> HOW TO COMPLETE THIS TASK: Determine which lines of the records include the word "Настройка", and copy them.

===== MATERIAL PROVIDED

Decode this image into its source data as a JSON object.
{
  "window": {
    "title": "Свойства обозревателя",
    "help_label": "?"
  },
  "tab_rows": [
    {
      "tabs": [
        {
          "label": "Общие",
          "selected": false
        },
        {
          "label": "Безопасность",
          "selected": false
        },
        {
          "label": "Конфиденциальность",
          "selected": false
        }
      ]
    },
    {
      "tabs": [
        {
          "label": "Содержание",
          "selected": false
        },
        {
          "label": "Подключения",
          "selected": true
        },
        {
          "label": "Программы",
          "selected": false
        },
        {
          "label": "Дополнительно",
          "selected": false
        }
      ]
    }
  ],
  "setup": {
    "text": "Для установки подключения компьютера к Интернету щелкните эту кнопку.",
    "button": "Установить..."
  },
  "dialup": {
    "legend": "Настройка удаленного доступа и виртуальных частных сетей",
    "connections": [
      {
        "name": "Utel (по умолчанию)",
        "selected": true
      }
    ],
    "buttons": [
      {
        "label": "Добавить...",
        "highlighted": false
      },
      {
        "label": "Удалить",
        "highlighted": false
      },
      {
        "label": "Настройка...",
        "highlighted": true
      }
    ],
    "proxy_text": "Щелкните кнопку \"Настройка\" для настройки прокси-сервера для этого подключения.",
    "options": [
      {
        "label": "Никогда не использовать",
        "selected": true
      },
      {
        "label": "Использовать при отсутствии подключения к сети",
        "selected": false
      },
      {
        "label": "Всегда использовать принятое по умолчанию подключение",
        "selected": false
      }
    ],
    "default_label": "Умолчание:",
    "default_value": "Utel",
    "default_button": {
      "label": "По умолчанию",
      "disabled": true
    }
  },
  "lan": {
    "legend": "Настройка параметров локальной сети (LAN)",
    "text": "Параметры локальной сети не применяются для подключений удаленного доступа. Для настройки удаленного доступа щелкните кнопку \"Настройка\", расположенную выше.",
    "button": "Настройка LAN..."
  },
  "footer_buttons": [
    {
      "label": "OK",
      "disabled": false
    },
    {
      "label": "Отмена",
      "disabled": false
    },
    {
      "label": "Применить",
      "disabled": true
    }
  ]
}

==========

> THE ANSWER:
    "legend": "Настройка удаленного доступа и виртуальных частных сетей",
        "label": "Настройка...",
    "proxy_text": "Щелкните кнопку \"Настройка\" для настройки прокси-сервера для этого подключения.",
    "legend": "Настройка параметров локальной сети (LAN)",
    "text": "Параметры локальной сети не применяются для подключений удаленного доступа. Для настройки удаленного доступа щелкните кнопку \"Настройка\", расположенную выше.",
    "button": "Настройка LAN..."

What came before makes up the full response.